--- PROVIDED INFORMATION ---

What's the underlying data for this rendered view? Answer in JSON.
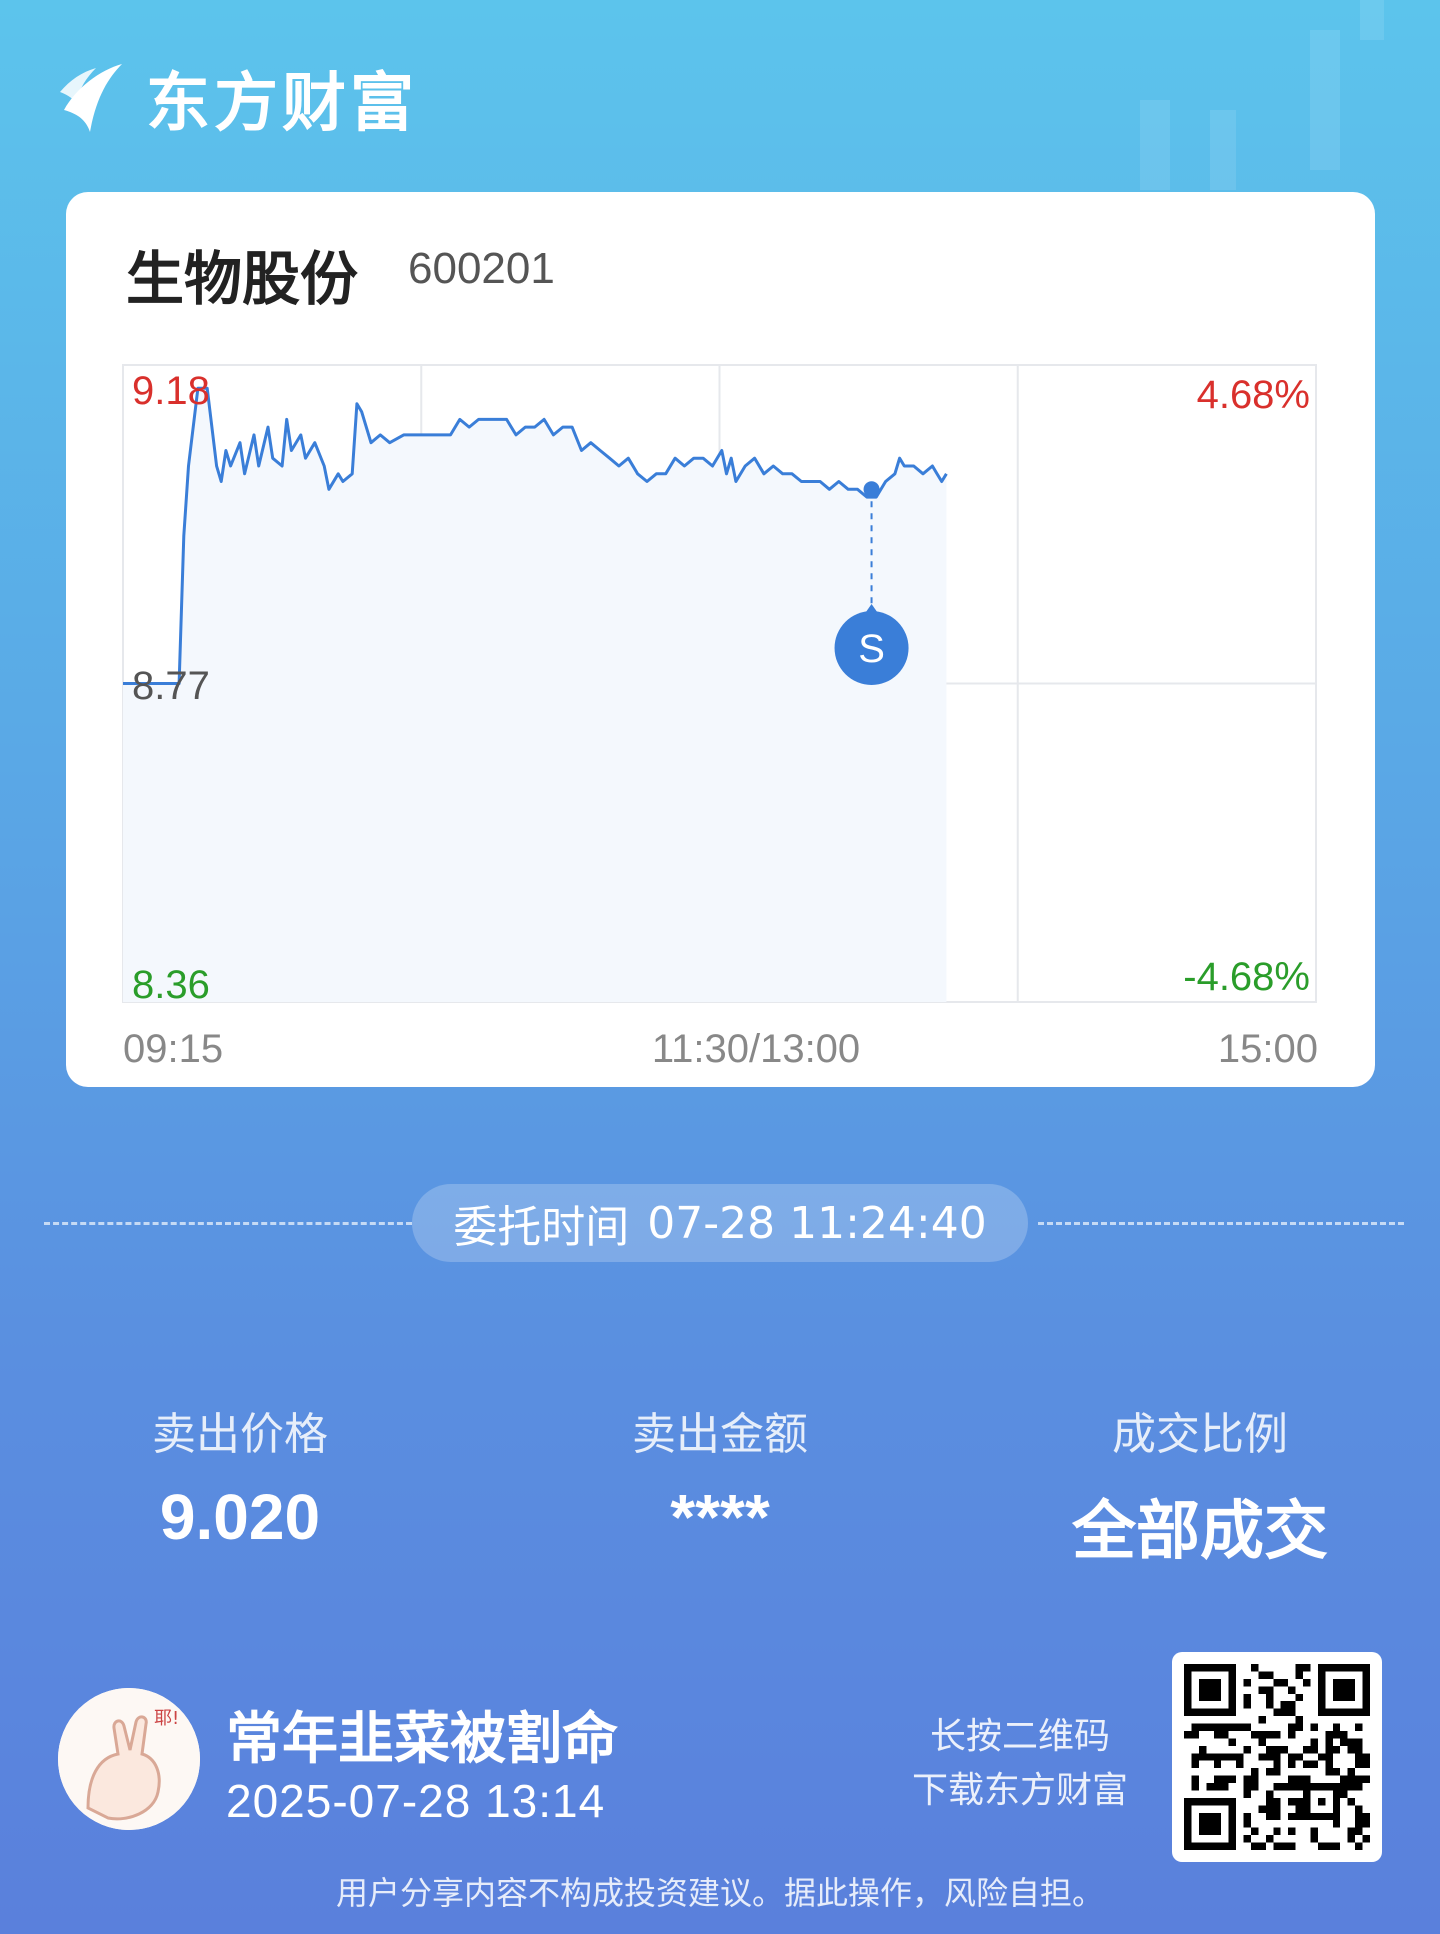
{
  "brand": {
    "name": "东方财富"
  },
  "stock": {
    "name": "生物股份",
    "code": "600201"
  },
  "chart_data": {
    "type": "line",
    "title": "",
    "xlabel": "",
    "ylabel": "",
    "y_labels": {
      "top": "9.18",
      "mid": "8.77",
      "bottom": "8.36"
    },
    "pct_labels": {
      "top": "4.68%",
      "bottom": "-4.68%"
    },
    "x_ticks": [
      "09:15",
      "11:30/13:00",
      "15:00"
    ],
    "ylim": [
      8.36,
      9.18
    ],
    "prev_close": 8.77,
    "session_minutes": 255,
    "x_unit": "minutes after 09:15 in the 09:15–15:00 trading session",
    "series": [
      {
        "points": [
          [
            0,
            8.77
          ],
          [
            8,
            8.77
          ],
          [
            12,
            8.77
          ],
          [
            13,
            8.96
          ],
          [
            14,
            9.05
          ],
          [
            16,
            9.15
          ],
          [
            18,
            9.15
          ],
          [
            20,
            9.05
          ],
          [
            21,
            9.03
          ],
          [
            22,
            9.07
          ],
          [
            23,
            9.05
          ],
          [
            25,
            9.08
          ],
          [
            26,
            9.04
          ],
          [
            28,
            9.09
          ],
          [
            29,
            9.05
          ],
          [
            31,
            9.1
          ],
          [
            32,
            9.06
          ],
          [
            34,
            9.05
          ],
          [
            35,
            9.11
          ],
          [
            36,
            9.07
          ],
          [
            38,
            9.09
          ],
          [
            39,
            9.06
          ],
          [
            41,
            9.08
          ],
          [
            43,
            9.05
          ],
          [
            44,
            9.02
          ],
          [
            46,
            9.04
          ],
          [
            47,
            9.03
          ],
          [
            49,
            9.04
          ],
          [
            50,
            9.13
          ],
          [
            51,
            9.12
          ],
          [
            53,
            9.08
          ],
          [
            55,
            9.09
          ],
          [
            57,
            9.08
          ],
          [
            60,
            9.09
          ],
          [
            63,
            9.09
          ],
          [
            66,
            9.09
          ],
          [
            70,
            9.09
          ],
          [
            72,
            9.11
          ],
          [
            74,
            9.1
          ],
          [
            76,
            9.11
          ],
          [
            79,
            9.11
          ],
          [
            82,
            9.11
          ],
          [
            84,
            9.09
          ],
          [
            86,
            9.1
          ],
          [
            88,
            9.1
          ],
          [
            90,
            9.11
          ],
          [
            92,
            9.09
          ],
          [
            94,
            9.1
          ],
          [
            96,
            9.1
          ],
          [
            98,
            9.07
          ],
          [
            100,
            9.08
          ],
          [
            102,
            9.07
          ],
          [
            104,
            9.06
          ],
          [
            106,
            9.05
          ],
          [
            108,
            9.06
          ],
          [
            110,
            9.04
          ],
          [
            112,
            9.03
          ],
          [
            114,
            9.04
          ],
          [
            116,
            9.04
          ],
          [
            118,
            9.06
          ],
          [
            120,
            9.05
          ],
          [
            122,
            9.06
          ],
          [
            124,
            9.06
          ],
          [
            126,
            9.05
          ],
          [
            128,
            9.07
          ],
          [
            129,
            9.04
          ],
          [
            130,
            9.06
          ],
          [
            131,
            9.03
          ],
          [
            133,
            9.05
          ],
          [
            135,
            9.06
          ],
          [
            137,
            9.04
          ],
          [
            139,
            9.05
          ],
          [
            141,
            9.04
          ],
          [
            143,
            9.04
          ],
          [
            145,
            9.03
          ],
          [
            147,
            9.03
          ],
          [
            149,
            9.03
          ],
          [
            151,
            9.02
          ],
          [
            153,
            9.03
          ],
          [
            155,
            9.02
          ],
          [
            157,
            9.02
          ],
          [
            159,
            9.01
          ],
          [
            161,
            9.01
          ],
          [
            163,
            9.03
          ],
          [
            165,
            9.04
          ],
          [
            166,
            9.06
          ],
          [
            167,
            9.05
          ],
          [
            169,
            9.05
          ],
          [
            171,
            9.04
          ],
          [
            173,
            9.05
          ],
          [
            174,
            9.04
          ],
          [
            175,
            9.03
          ],
          [
            176,
            9.04
          ]
        ]
      }
    ],
    "marker": {
      "label": "S",
      "x": 160,
      "y": 9.02
    },
    "grid": true
  },
  "order": {
    "time_label": "委托时间",
    "time_value": "07-28 11:24:40"
  },
  "stats": [
    {
      "label": "卖出价格",
      "value": "9.020"
    },
    {
      "label": "卖出金额",
      "value": "****"
    },
    {
      "label": "成交比例",
      "value": "全部成交"
    }
  ],
  "user": {
    "name": "常年韭菜被割命",
    "share_time": "2025-07-28 13:14",
    "avatar_text": "耶!"
  },
  "qr": {
    "hint_line1": "长按二维码",
    "hint_line2": "下载东方财富"
  },
  "disclaimer": "用户分享内容不构成投资建议。据此操作，风险自担。",
  "colors": {
    "up": "#d9302c",
    "down": "#2a9d2a",
    "line": "#3a7ed8",
    "fill": "#f4f8fd",
    "grid": "#e6e8ec"
  }
}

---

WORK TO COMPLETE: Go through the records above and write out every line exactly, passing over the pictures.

WRITTEN RESPONSE:
What's the underlying data for this rendered view? Answer in JSON.
{
  "brand": {
    "name": "东方财富"
  },
  "stock": {
    "name": "生物股份",
    "code": "600201"
  },
  "chart_data": {
    "type": "line",
    "title": "",
    "xlabel": "",
    "ylabel": "",
    "y_labels": {
      "top": "9.18",
      "mid": "8.77",
      "bottom": "8.36"
    },
    "pct_labels": {
      "top": "4.68%",
      "bottom": "-4.68%"
    },
    "x_ticks": [
      "09:15",
      "11:30/13:00",
      "15:00"
    ],
    "ylim": [
      8.36,
      9.18
    ],
    "prev_close": 8.77,
    "session_minutes": 255,
    "x_unit": "minutes after 09:15 in the 09:15–15:00 trading session",
    "series": [
      {
        "points": [
          [
            0,
            8.77
          ],
          [
            8,
            8.77
          ],
          [
            12,
            8.77
          ],
          [
            13,
            8.96
          ],
          [
            14,
            9.05
          ],
          [
            16,
            9.15
          ],
          [
            18,
            9.15
          ],
          [
            20,
            9.05
          ],
          [
            21,
            9.03
          ],
          [
            22,
            9.07
          ],
          [
            23,
            9.05
          ],
          [
            25,
            9.08
          ],
          [
            26,
            9.04
          ],
          [
            28,
            9.09
          ],
          [
            29,
            9.05
          ],
          [
            31,
            9.1
          ],
          [
            32,
            9.06
          ],
          [
            34,
            9.05
          ],
          [
            35,
            9.11
          ],
          [
            36,
            9.07
          ],
          [
            38,
            9.09
          ],
          [
            39,
            9.06
          ],
          [
            41,
            9.08
          ],
          [
            43,
            9.05
          ],
          [
            44,
            9.02
          ],
          [
            46,
            9.04
          ],
          [
            47,
            9.03
          ],
          [
            49,
            9.04
          ],
          [
            50,
            9.13
          ],
          [
            51,
            9.12
          ],
          [
            53,
            9.08
          ],
          [
            55,
            9.09
          ],
          [
            57,
            9.08
          ],
          [
            60,
            9.09
          ],
          [
            63,
            9.09
          ],
          [
            66,
            9.09
          ],
          [
            70,
            9.09
          ],
          [
            72,
            9.11
          ],
          [
            74,
            9.1
          ],
          [
            76,
            9.11
          ],
          [
            79,
            9.11
          ],
          [
            82,
            9.11
          ],
          [
            84,
            9.09
          ],
          [
            86,
            9.1
          ],
          [
            88,
            9.1
          ],
          [
            90,
            9.11
          ],
          [
            92,
            9.09
          ],
          [
            94,
            9.1
          ],
          [
            96,
            9.1
          ],
          [
            98,
            9.07
          ],
          [
            100,
            9.08
          ],
          [
            102,
            9.07
          ],
          [
            104,
            9.06
          ],
          [
            106,
            9.05
          ],
          [
            108,
            9.06
          ],
          [
            110,
            9.04
          ],
          [
            112,
            9.03
          ],
          [
            114,
            9.04
          ],
          [
            116,
            9.04
          ],
          [
            118,
            9.06
          ],
          [
            120,
            9.05
          ],
          [
            122,
            9.06
          ],
          [
            124,
            9.06
          ],
          [
            126,
            9.05
          ],
          [
            128,
            9.07
          ],
          [
            129,
            9.04
          ],
          [
            130,
            9.06
          ],
          [
            131,
            9.03
          ],
          [
            133,
            9.05
          ],
          [
            135,
            9.06
          ],
          [
            137,
            9.04
          ],
          [
            139,
            9.05
          ],
          [
            141,
            9.04
          ],
          [
            143,
            9.04
          ],
          [
            145,
            9.03
          ],
          [
            147,
            9.03
          ],
          [
            149,
            9.03
          ],
          [
            151,
            9.02
          ],
          [
            153,
            9.03
          ],
          [
            155,
            9.02
          ],
          [
            157,
            9.02
          ],
          [
            159,
            9.01
          ],
          [
            161,
            9.01
          ],
          [
            163,
            9.03
          ],
          [
            165,
            9.04
          ],
          [
            166,
            9.06
          ],
          [
            167,
            9.05
          ],
          [
            169,
            9.05
          ],
          [
            171,
            9.04
          ],
          [
            173,
            9.05
          ],
          [
            174,
            9.04
          ],
          [
            175,
            9.03
          ],
          [
            176,
            9.04
          ]
        ]
      }
    ],
    "marker": {
      "label": "S",
      "x": 160,
      "y": 9.02
    },
    "grid": true
  },
  "order": {
    "time_label": "委托时间",
    "time_value": "07-28 11:24:40"
  },
  "stats": [
    {
      "label": "卖出价格",
      "value": "9.020"
    },
    {
      "label": "卖出金额",
      "value": "****"
    },
    {
      "label": "成交比例",
      "value": "全部成交"
    }
  ],
  "user": {
    "name": "常年韭菜被割命",
    "share_time": "2025-07-28 13:14",
    "avatar_text": "耶!"
  },
  "qr": {
    "hint_line1": "长按二维码",
    "hint_line2": "下载东方财富"
  },
  "disclaimer": "用户分享内容不构成投资建议。据此操作，风险自担。",
  "colors": {
    "up": "#d9302c",
    "down": "#2a9d2a",
    "line": "#3a7ed8",
    "fill": "#f4f8fd",
    "grid": "#e6e8ec"
  }
}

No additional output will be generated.